A report by Howard Campbell for South Florida Caribbean News.
The final chapter in the golden age of Jamaican theater closed on April 6 with the death of actress Lois Kelly Miller. She died at her home in St. Andrew parish at age 102.
A veteran of numerous pantomimes and plays, Kelly Miller was a contemporary of Louise “Miss Lou” Bennett-Coverley, the legendary actress/folklorist who died in 2006.
Pirate’s Princess and Queenie’s Daughter were two of the pantomimes in which they co-starred.
Actor/playwright David Heron cast Kelly Miller in Ecstasy, his first play, which debuted in 1997. She was the voice of Mrs. Foster, a disgruntled middle-class mother whose son is in a relationship with a girl from the ‘wrong side of the tracks’.
“I am familiar with Lois’ long history of wonderful work with the National Pantomime, but regrettably that familiarity was through anecdotes and memories of others who had worked with her. I didn’t attend many pantomimes as a child and by the time my own career began she had stepped back a bit. And I think it’s a crying shame that so little archival material of her work and the work of others in those wonderful shows is not accessible today,” said Heron.
He added that, “Those great pantomimes, Pirate Princess, Queenie’s Daughter, The Witch; all that incredible work that Lois and Miss Lou and Rannie Williams, Leonie Forbes and Charles Hyatt did onstage is nowhere, as far as I know. And so when the great ones leave us, as Lois has now, all we have are the stories.”

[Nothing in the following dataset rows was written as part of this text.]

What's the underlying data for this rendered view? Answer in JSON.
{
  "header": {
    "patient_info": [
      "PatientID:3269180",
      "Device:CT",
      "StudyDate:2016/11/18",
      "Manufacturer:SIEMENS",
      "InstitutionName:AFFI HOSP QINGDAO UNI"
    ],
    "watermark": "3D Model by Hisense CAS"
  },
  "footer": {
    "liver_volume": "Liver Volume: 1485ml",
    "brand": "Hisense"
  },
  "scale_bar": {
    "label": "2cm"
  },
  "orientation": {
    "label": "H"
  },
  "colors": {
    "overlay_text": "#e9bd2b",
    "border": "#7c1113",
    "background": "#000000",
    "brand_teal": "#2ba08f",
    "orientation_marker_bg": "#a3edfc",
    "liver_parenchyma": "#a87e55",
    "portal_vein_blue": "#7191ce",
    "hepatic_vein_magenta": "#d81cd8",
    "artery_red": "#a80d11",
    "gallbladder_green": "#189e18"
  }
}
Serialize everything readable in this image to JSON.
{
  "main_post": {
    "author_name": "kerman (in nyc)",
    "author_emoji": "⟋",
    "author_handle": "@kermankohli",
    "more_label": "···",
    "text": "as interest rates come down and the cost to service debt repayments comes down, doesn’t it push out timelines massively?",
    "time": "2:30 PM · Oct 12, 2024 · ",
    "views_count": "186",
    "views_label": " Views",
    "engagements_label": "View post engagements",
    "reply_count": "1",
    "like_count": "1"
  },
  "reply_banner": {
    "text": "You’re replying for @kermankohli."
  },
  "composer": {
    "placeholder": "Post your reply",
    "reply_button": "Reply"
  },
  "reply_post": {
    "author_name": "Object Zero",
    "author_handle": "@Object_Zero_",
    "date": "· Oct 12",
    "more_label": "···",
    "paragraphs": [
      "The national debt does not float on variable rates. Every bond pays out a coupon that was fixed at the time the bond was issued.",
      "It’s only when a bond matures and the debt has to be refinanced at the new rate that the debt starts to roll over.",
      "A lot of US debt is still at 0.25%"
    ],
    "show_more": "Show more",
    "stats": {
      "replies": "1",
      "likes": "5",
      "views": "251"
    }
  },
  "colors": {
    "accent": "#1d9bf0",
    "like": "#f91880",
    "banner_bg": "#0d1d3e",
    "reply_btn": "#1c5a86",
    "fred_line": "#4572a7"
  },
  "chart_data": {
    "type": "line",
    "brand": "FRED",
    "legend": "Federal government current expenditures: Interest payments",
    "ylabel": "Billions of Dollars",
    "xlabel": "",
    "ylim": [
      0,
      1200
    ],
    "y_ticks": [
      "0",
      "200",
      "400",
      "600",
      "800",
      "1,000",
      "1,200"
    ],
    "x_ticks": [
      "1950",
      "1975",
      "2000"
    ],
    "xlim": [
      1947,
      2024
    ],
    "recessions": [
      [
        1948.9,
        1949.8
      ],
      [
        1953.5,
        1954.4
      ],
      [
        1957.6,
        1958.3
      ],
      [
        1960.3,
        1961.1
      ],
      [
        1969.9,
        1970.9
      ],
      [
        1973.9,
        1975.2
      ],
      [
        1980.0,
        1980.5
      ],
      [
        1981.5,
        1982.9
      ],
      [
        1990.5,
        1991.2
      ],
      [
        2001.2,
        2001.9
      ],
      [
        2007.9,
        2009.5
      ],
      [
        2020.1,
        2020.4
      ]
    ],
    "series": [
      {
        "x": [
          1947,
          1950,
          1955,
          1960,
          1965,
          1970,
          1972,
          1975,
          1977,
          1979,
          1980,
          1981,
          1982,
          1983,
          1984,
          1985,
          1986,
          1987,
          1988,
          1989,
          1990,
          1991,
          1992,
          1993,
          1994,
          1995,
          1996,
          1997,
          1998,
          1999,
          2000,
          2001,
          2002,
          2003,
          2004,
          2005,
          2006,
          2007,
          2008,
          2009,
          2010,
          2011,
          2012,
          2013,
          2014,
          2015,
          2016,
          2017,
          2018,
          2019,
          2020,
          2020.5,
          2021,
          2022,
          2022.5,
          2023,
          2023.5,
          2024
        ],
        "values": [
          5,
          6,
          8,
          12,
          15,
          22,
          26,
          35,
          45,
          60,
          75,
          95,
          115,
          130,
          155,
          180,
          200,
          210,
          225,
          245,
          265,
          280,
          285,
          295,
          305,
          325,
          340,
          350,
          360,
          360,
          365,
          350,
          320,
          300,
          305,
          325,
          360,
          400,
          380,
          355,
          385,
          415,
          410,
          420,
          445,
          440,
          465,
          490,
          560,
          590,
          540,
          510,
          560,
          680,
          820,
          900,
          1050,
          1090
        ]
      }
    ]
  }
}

Younger Jamaicans discovered Kelly Miller through her small role in Meet Joe Black, the 1998 movie that starred Brad Pitt and Anthony Hopkins.

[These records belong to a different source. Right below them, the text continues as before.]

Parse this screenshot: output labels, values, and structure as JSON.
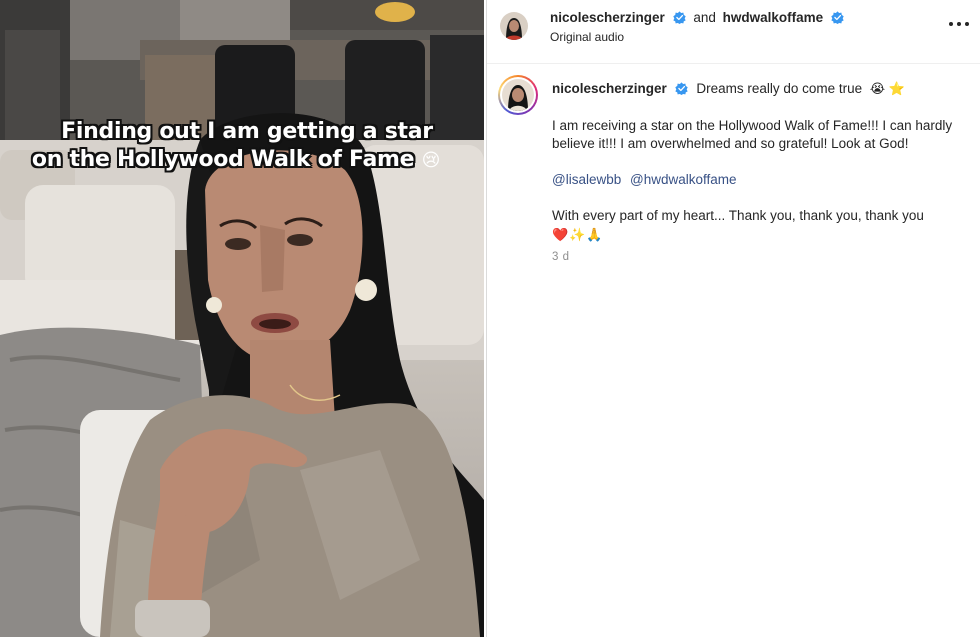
{
  "video": {
    "caption_line1": "Finding out I am getting a star",
    "caption_line2": "on the Hollywood Walk of Fame",
    "caption_emoji": "😢"
  },
  "post": {
    "header": {
      "author": "nicolescherzinger",
      "connector": "and",
      "coauthor": "hwdwalkoffame",
      "audio": "Original audio",
      "more_icon": "more-horizontal-icon"
    },
    "caption": {
      "author": "nicolescherzinger",
      "title_text": "Dreams really do come true",
      "title_emoji": "😭 ⭐",
      "body": "I am receiving a star on the Hollywood Walk of Fame!!! I can hardly believe it!!! I am overwhelmed and so grateful! Look at God!",
      "mentions": [
        "@lisalewbb",
        "@hwdwalkoffame"
      ],
      "closing": "With every part of my heart... Thank you, thank you, thank you",
      "closing_emoji": "❤️✨🙏",
      "timestamp": "3 d"
    },
    "colors": {
      "verified": "#3897f0",
      "mention": "#385185",
      "muted": "#8e8e8e"
    }
  }
}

Lennie Salmon, another well-known Jamaican theater personality, remembers Kelly Miller as someone who “was quick of wit and would always make you laugh and smile.”
According to Salmon, an assistant to Jamaica’s Entertainment and Culture minister, Olivia Grange, “Her generosity of spirit is what stands out to me the most. She always had time to share with the younger generation of theatre practitioners.”

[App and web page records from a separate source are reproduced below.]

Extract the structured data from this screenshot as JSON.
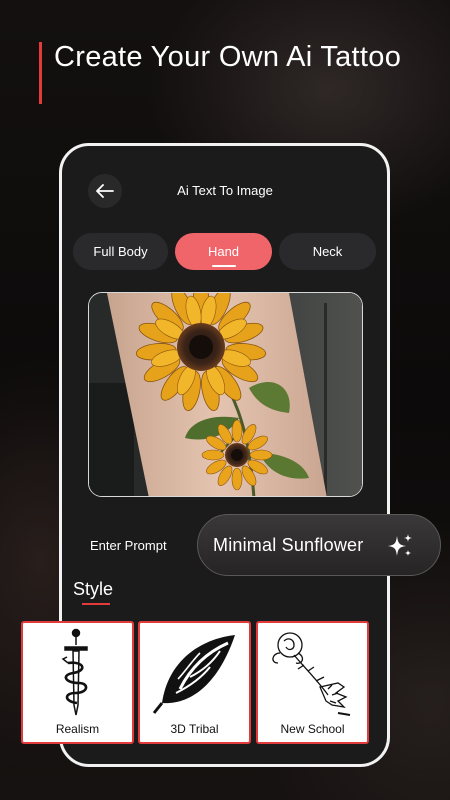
{
  "headline": "Create Your Own Ai Tattoo",
  "screen": {
    "title": "Ai Text To Image",
    "back_icon": "arrow-left-icon"
  },
  "tabs": [
    {
      "label": "Full Body",
      "active": false
    },
    {
      "label": "Hand",
      "active": true
    },
    {
      "label": "Neck",
      "active": false
    }
  ],
  "preview_image": "sunflower-forearm-tattoo",
  "prompt": {
    "label": "Enter Prompt",
    "value": "Minimal Sunflower",
    "icon": "sparkle-icon"
  },
  "style": {
    "title": "Style",
    "items": [
      {
        "label": "Realism",
        "image": "dagger-snake-tattoo"
      },
      {
        "label": "3D Tribal",
        "image": "tribal-leaf-tattoo"
      },
      {
        "label": "New School",
        "image": "skeleton-hand-rose-tattoo"
      }
    ]
  },
  "colors": {
    "accent": "#e23b3b",
    "active_tab": "#f0656a",
    "phone_bg": "#1c1b1c"
  }
}
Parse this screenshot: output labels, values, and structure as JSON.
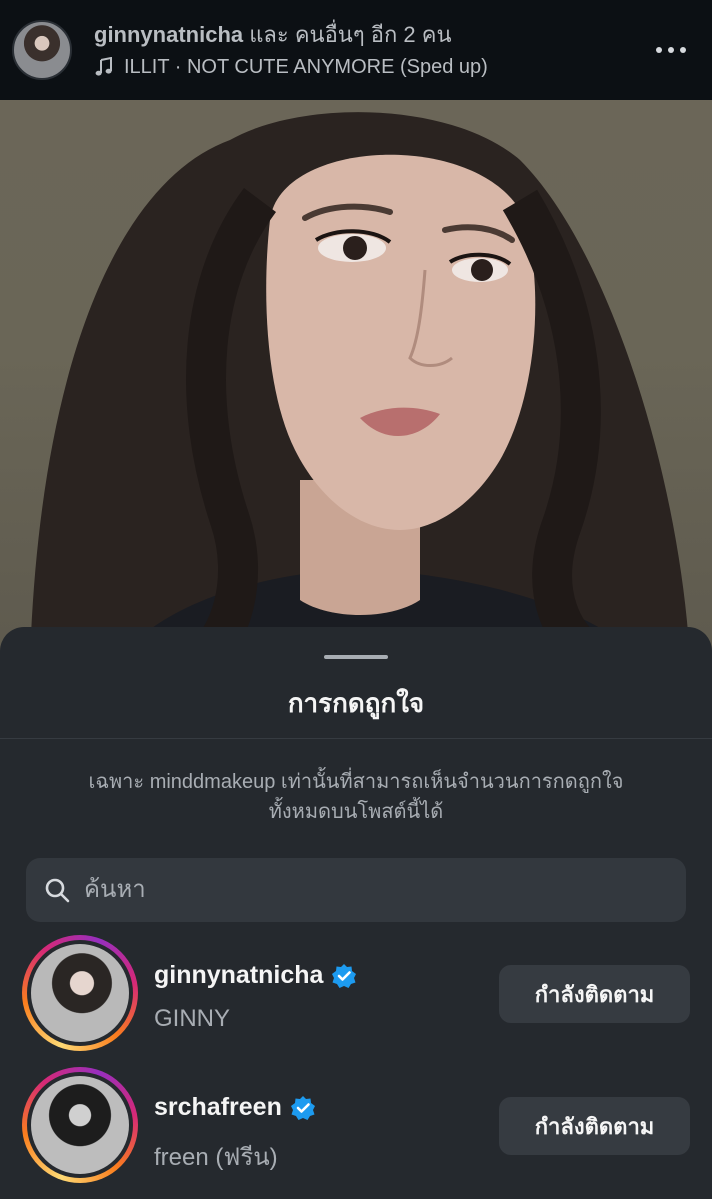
{
  "post_header": {
    "username": "ginnynatnicha",
    "collaborators_text": "และ คนอื่นๆ อีก 2 คน",
    "music_icon": "music-note-icon",
    "music": "ILLIT · NOT CUTE ANYMORE (Sped up)",
    "more_icon": "more-horizontal-icon"
  },
  "likes_sheet": {
    "title": "การกดถูกใจ",
    "notice": "เฉพาะ minddmakeup เท่านั้นที่สามารถเห็นจำนวนการกดถูกใจทั้งหมดบนโพสต์นี้ได้",
    "search": {
      "placeholder": "ค้นหา",
      "value": ""
    },
    "users": [
      {
        "username": "ginnynatnicha",
        "verified": true,
        "full_name": "GINNY",
        "button_label": "กำลังติดตาม"
      },
      {
        "username": "srchafreen",
        "verified": true,
        "full_name": "freen (ฟรีน)",
        "button_label": "กำลังติดตาม"
      }
    ]
  },
  "colors": {
    "background": "#0c1014",
    "sheet": "#25292e",
    "button": "#363b41",
    "verified": "#1d9bf0",
    "muted_text": "#a8adb3"
  }
}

Kelly Miller was part of a formidable cast of actors that appeared in theater productions in the 1950s and 1960s that are now considered classics.